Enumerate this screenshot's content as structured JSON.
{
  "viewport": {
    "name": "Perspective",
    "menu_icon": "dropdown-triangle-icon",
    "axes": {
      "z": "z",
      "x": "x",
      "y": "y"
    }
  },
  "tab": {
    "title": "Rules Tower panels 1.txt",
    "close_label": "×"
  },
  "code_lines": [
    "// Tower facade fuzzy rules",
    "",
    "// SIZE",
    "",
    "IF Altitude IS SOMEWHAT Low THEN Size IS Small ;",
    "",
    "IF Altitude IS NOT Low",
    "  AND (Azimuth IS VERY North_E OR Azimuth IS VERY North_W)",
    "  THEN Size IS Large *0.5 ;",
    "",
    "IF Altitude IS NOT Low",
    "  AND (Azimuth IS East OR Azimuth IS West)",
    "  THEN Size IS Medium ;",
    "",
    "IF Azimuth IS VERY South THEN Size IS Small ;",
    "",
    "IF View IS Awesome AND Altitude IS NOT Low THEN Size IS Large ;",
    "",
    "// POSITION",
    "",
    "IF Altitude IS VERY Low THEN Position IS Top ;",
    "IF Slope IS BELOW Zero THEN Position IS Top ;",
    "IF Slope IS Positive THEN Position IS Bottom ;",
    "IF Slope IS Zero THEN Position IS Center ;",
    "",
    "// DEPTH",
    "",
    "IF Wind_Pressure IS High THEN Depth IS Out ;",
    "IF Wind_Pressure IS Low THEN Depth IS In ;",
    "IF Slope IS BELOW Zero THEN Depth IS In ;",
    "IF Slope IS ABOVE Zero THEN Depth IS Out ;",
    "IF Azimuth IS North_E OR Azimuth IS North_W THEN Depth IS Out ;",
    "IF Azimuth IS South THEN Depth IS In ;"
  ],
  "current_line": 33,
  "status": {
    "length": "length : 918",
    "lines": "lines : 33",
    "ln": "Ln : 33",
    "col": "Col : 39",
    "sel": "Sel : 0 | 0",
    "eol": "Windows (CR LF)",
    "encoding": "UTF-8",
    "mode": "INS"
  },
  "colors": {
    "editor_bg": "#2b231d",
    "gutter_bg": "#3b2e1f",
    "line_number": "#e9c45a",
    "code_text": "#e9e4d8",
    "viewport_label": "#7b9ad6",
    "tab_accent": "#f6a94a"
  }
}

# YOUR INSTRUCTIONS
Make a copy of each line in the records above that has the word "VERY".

# COMPLETED TASK
    "  AND (Azimuth IS VERY North_E OR Azimuth IS VERY North_W)",
    "IF Azimuth IS VERY South THEN Size IS Small ;",
    "IF Altitude IS VERY Low THEN Position IS Top ;",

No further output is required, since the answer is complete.